Posted On: Jul 23, 2019

We’ve updated the default configuration for the Amazon Elastic File System (Amazon EFS) mount helper package when using encryption of data in transit. Starting today, use of the Online Certificate Status Protocol (OCSP) is not enabled by default. 

The Amazon EFS mount helper provides the option to encrypt data in transit for EFS file systems using Transport Layer Security version 1.2 (TLS v1.2). EFS uses an Amazon certificate authority (CA) to issue and sign its TLS certificates, as well as to check for certificate revocation using OCSP. The OCSP endpoint must be accessible over the Internet from your Virtual Private Cloud (VPC) in order to check for certificate revocation. To maximize file system availability in the event that the CA is not reachable from your VPC, the EFS mount helper no longer enables OCSP by default. Within the service, EFS continuously monitors for certificate revocation status and will issue new certificates if a revoked certificate is detected. 

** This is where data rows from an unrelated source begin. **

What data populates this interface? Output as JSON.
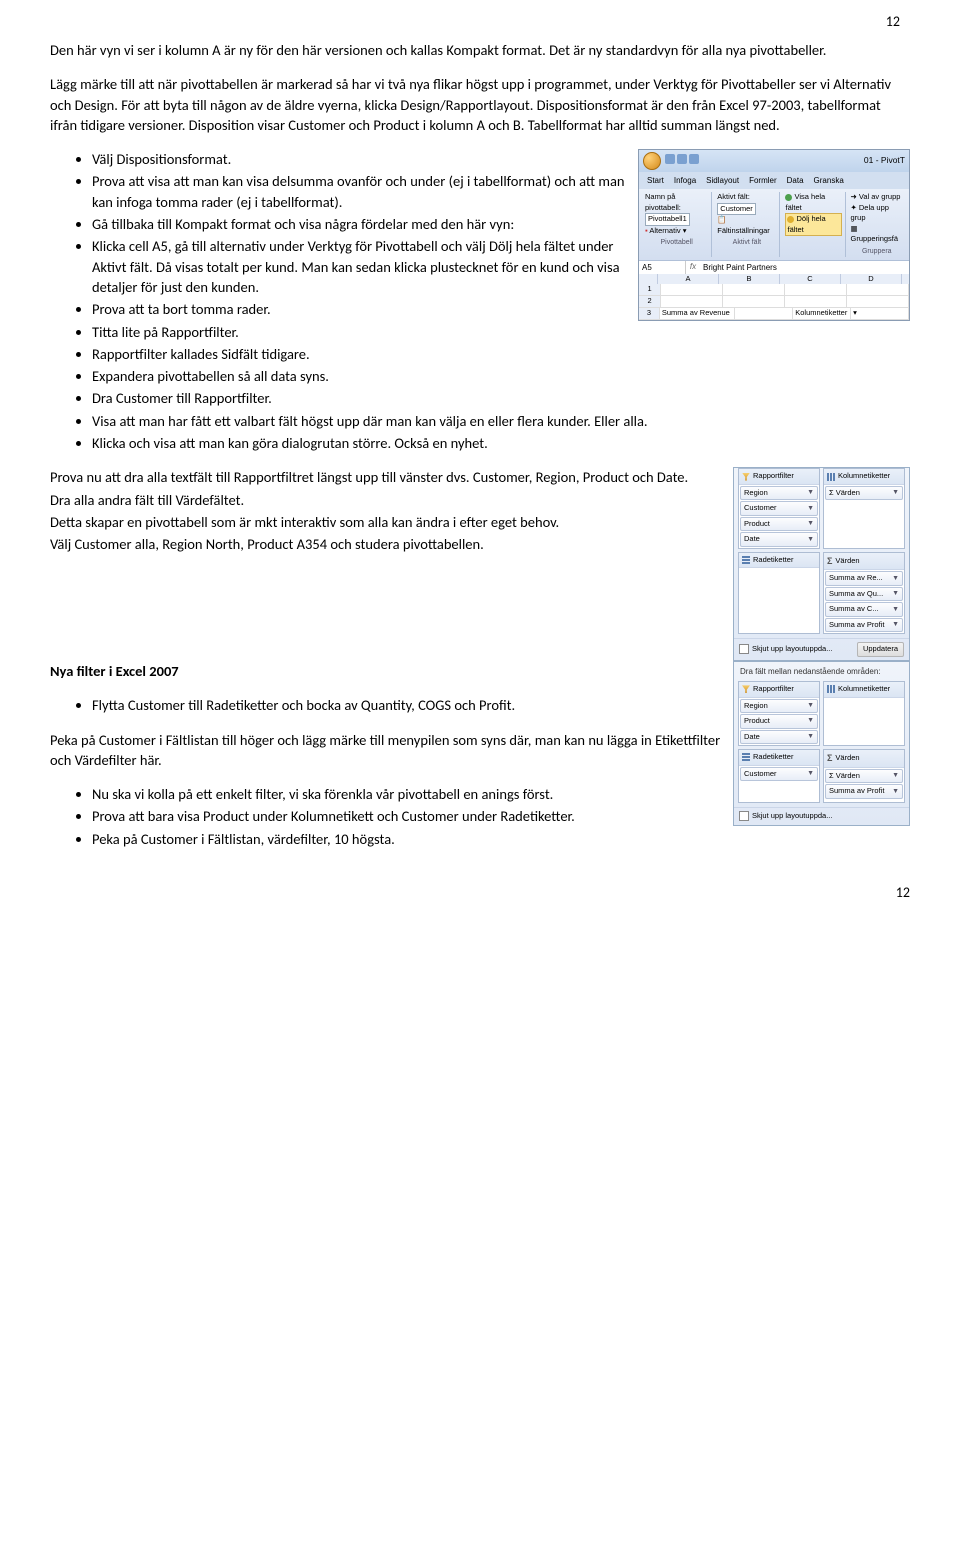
{
  "page": {
    "top": "12",
    "bottom": "12"
  },
  "para1": "Den här vyn vi ser i kolumn A är ny för den här versionen och kallas Kompakt format. Det är ny standardvyn för alla nya pivottabeller.",
  "para2": "Lägg märke till att när pivottabellen är markerad så har vi två nya flikar högst upp i programmet, under Verktyg för Pivottabeller ser vi Alternativ och Design. För att byta till någon av de äldre vyerna, klicka Design/Rapportlayout. Dispositionsformat är den från Excel 97-2003, tabellformat ifrån tidigare versioner. Disposition visar Customer och Product i kolumn A och B. Tabellformat har alltid summan längst ned.",
  "bullets1": {
    "i0": "Välj Dispositionsformat.",
    "i1": "Prova att visa att man kan visa delsumma ovanför och under (ej i tabellformat) och att man kan infoga tomma rader (ej i tabellformat).",
    "i2": "Gå tillbaka till Kompakt format och visa några fördelar med den här vyn:",
    "i3": "Klicka cell A5, gå till alternativ under Verktyg för Pivottabell och välj Dölj hela fältet under Aktivt fält. Då visas totalt per kund. Man kan sedan klicka plustecknet för en kund och visa detaljer för just den kunden.",
    "i4": " Prova att ta bort tomma rader.",
    "i5": "Titta lite på Rapportfilter.",
    "i6": "Rapportfilter kallades Sidfält tidigare.",
    "i7": "Expandera pivottabellen så all data syns.",
    "i8": "Dra Customer till Rapportfilter.",
    "i9": "Visa att man har fått ett valbart fält högst upp där man kan välja en eller flera kunder. Eller alla.",
    "i10": "Klicka och visa att man kan göra dialogrutan större. Också en nyhet."
  },
  "para3a": "Prova nu att dra alla textfält till Rapportfiltret längst upp till vänster dvs. Customer, Region, Product och Date.",
  "para3b": "Dra alla andra fält till Värdefältet.",
  "para3c": "Detta skapar en pivottabell som är mkt interaktiv som alla kan ändra i efter eget behov.",
  "para3d": "Välj Customer alla, Region North, Product A354 och studera pivottabellen.",
  "h2": "Nya filter i Excel 2007",
  "bullets2": {
    "i0": "Flytta Customer till Radetiketter och bocka av Quantity, COGS och Profit."
  },
  "para4": "Peka på Customer i Fältlistan till höger och lägg märke till menypilen som syns där, man kan nu lägga in Etikettfilter och Värdefilter här.",
  "bullets3": {
    "i0": "Nu ska vi kolla på ett enkelt filter, vi ska förenkla vår pivottabell en anings först.",
    "i1": "Prova att bara visa Product under Kolumnetikett och Customer under Radetiketter.",
    "i2": "Peka på Customer i Fältlistan, värdefilter, 10 högsta."
  },
  "ribbon": {
    "wintitle": "01 - PivotT",
    "tabs": {
      "t0": "Start",
      "t1": "Infoga",
      "t2": "Sidlayout",
      "t3": "Formler",
      "t4": "Data",
      "t5": "Granska"
    },
    "lbl_name": "Namn på pivottabell:",
    "val_name": "Pivottabell1",
    "lbl_active": "Aktivt fält:",
    "val_active": "Customer",
    "btn_alt": "Alternativ",
    "btn_field": "Fältinställningar",
    "opt_show": "Visa hela fältet",
    "opt_hide": "Dölj hela fältet",
    "opt_selgrp": "Val av grupp",
    "opt_ungrp": "Dela upp grup",
    "opt_grpfld": "Grupperingsfä",
    "grp1": "Pivottabell",
    "grp2": "Aktivt fält",
    "grp3": "Gruppera",
    "cellref": "A5",
    "formula": "Bright Paint Partners",
    "colA": "A",
    "colB": "B",
    "colC": "C",
    "colD": "D",
    "r3a": "Summa av Revenue",
    "r3b": "Kolumnetiketter"
  },
  "pane1": {
    "h_filter": "Rapportfilter",
    "h_cols": "Kolumnetiketter",
    "h_rows": "Radetiketter",
    "h_vals": "Värden",
    "p_region": "Region",
    "p_customer": "Customer",
    "p_product": "Product",
    "p_date": "Date",
    "v_sigma": "Σ Värden",
    "v_re": "Summa av Re...",
    "v_qu": "Summa av Qu...",
    "v_c": "Summa av C...",
    "v_pr": "Summa av Profit",
    "foot_chk": "Skjut upp layoutuppda...",
    "foot_btn": "Uppdatera"
  },
  "pane2": {
    "hdr": "Dra fält mellan nedanstående områden:",
    "h_filter": "Rapportfilter",
    "h_cols": "Kolumnetiketter",
    "h_rows": "Radetiketter",
    "h_vals": "Värden",
    "p_region": "Region",
    "p_product": "Product",
    "p_date": "Date",
    "p_customer": "Customer",
    "v_sigma": "Σ Värden",
    "v_pr": "Summa av Profit",
    "foot": "Skjut upp layoutuppda..."
  }
}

You can still choose to enable OCSP to have your clients check for revoked certificates, providing the strongest possible security. OCSP protects against malicious use of revoked certificates, which is unlikely to occur within your VPC. In the event that an EFS TLS certificate is revoked, Amazon will publish a security bulletin and make a new version of the EFS mount helper available that explicitly rejects the revoked certificate.  This will require you to update the EFS mount helper manually.

The updated EFS mount helper is available within Amazon Linux and Amazon Linux 2 AMIs, and can also be found on GitHub. To get started with the Amazon EFS mount helper and EFS encryption of data in transit, see the documentation.